The left hamstring strain that restricted Jerome Taylor to eight overs in Auckland has also ruled him out of consideration here. He is a young fast bowler of considerable promise but, with only four Tests spread over three years, his replacement by Daren Powell, won't diminish an attack short of experience. It is not personnel changes that will determine the level of the West Indies' performance as much as how they respond to the "devastating" events of only a few days ago. Gayle's forthright assessment of the mood in the camp at the moment of defeat in Auckland revealed the natural, initial reaction. It was as much to say that if they couldn't win from a position of such strength, then they would never win. In the three days leading up to this Test, the main task of Bennett King, WestIndies' coach, and his staff and Shivnarine Chanderpaul, the captain, and his senior men was obvious. It was to persuade the players to take the more positive view that, in Auckland, they put themselves in an excellent position to defeat opponents with home advantage, three places higher than them on the ICC Test ratings and overwhelming favourites at the start. They can, therefore, do so again.
King - now more relaxed following the predictable conclusions of the unnecessary and distracting Hendriks Report - commented after Auckland that they did not seize the moments when they were repeatedly presented with in Auckland. It is the weakness of all sporting teams unaccustomed to winning and few are as unaccustomed as the West Indies recently. A record of nine defeats in 12 Tests, the last seven in succession, leaves mental scars not easily erased. It is why the first Test result was even more demoralising than all the others. Victory would have been an incalculable fillip to self-belief, even the "turning point" Brian Lara predicted before the series . Lara spoke enthusiastically then of "a hunger in the team". He said he sensed that the players were "embarrassed" by their performances in their 4-1 loss in the ODI series and noted a "very firm belief" that they could compete against New Zealand. That hunger and belief were clearly minimised by the first Test defeat.

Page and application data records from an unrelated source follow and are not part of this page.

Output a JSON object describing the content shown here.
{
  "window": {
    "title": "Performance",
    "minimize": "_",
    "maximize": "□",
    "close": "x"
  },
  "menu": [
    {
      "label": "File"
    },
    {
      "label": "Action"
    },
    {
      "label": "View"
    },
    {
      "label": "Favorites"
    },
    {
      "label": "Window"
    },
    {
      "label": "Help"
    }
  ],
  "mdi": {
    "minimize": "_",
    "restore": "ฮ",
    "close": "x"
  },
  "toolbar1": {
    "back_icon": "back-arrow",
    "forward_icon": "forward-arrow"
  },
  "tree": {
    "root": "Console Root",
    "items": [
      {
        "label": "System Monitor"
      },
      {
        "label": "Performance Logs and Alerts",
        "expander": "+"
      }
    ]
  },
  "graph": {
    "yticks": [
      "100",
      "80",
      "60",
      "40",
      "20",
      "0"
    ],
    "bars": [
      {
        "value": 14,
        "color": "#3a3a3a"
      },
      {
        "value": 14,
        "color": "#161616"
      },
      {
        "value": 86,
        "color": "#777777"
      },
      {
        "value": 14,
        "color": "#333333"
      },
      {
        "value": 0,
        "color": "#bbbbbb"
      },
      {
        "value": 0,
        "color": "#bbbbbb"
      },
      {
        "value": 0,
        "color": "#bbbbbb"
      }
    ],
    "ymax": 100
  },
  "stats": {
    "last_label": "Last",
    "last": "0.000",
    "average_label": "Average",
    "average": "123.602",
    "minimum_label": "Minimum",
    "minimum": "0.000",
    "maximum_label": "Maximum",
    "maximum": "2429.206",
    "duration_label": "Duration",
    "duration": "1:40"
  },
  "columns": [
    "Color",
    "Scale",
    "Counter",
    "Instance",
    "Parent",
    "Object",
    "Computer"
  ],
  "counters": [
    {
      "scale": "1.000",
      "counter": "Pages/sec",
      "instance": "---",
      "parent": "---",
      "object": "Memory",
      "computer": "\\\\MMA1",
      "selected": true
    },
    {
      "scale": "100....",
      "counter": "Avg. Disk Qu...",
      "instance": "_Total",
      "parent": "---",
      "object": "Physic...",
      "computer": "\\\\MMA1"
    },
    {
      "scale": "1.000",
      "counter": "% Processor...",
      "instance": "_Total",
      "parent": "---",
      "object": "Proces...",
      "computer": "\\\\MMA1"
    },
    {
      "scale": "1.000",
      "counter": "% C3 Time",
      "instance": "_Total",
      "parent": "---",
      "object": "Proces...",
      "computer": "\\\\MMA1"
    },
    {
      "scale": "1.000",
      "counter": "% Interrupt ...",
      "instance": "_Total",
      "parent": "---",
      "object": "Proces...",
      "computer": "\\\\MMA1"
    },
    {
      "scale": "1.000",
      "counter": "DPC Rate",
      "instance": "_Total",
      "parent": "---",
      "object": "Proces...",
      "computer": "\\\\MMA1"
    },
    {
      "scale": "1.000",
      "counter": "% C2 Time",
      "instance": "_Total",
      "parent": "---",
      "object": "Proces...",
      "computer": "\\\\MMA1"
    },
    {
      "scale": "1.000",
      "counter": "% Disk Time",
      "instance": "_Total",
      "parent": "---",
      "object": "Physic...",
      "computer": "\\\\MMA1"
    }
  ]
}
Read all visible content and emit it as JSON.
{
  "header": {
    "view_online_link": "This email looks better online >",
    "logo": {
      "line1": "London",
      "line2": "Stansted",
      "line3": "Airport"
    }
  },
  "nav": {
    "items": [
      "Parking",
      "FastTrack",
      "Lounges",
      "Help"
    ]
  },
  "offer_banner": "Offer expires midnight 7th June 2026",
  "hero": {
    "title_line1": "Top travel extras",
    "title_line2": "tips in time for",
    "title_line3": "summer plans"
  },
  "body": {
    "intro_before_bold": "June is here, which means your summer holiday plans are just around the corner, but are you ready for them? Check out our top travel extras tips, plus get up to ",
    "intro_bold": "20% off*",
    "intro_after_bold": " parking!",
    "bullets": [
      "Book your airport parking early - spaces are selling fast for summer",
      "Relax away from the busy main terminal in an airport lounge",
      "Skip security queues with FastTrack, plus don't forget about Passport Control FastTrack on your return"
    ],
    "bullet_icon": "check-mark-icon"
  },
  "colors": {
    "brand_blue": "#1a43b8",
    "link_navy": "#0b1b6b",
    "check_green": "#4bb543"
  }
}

By reputation, record and sheer force of personality, Lara is the likeliest catalyst to restoring them. He was more visibly and audibly involved than usual in Auckland, with tactical discussions with Chanderpaul and Sarwan and in cheer-leading in the field. The defeat, his double-failure with the bat and his dismissal by Shane Bond with the only two balls he received from the fast bowler were indignities enough to intensify his competitive edge. As history shows, the best from Lara does not necessarily translate into a team triumph but another double-hundred would not be out of place over the next five days.
Nor would even half that for Chanderpaul. The beleaguered skipper has been unfairly burdened with a job for which he is not suited and in which he is clearly uncomfortable. It has diverted his focus from what he does best, score runs so consistently that he averages 43. The upshot is that he has not managed a half-century in his last 11 Test innings. Such a decline impinges of any leader's authority, as the West Indies well know from their own tactic of targeting the opposition captain during the glory days under Clive Lloyd. Certainly, Chanderpaul has become less and less assured in both his roles.
Lara, Chanderpaul and all the batsmen should find conditions more sympathetic to their cause than Auckland's which offered movement through the air and off a pitch of variable pace so that totals were between 257 and 275 and only so many through missed catches on both sides and West Indies' inability to seize their moments.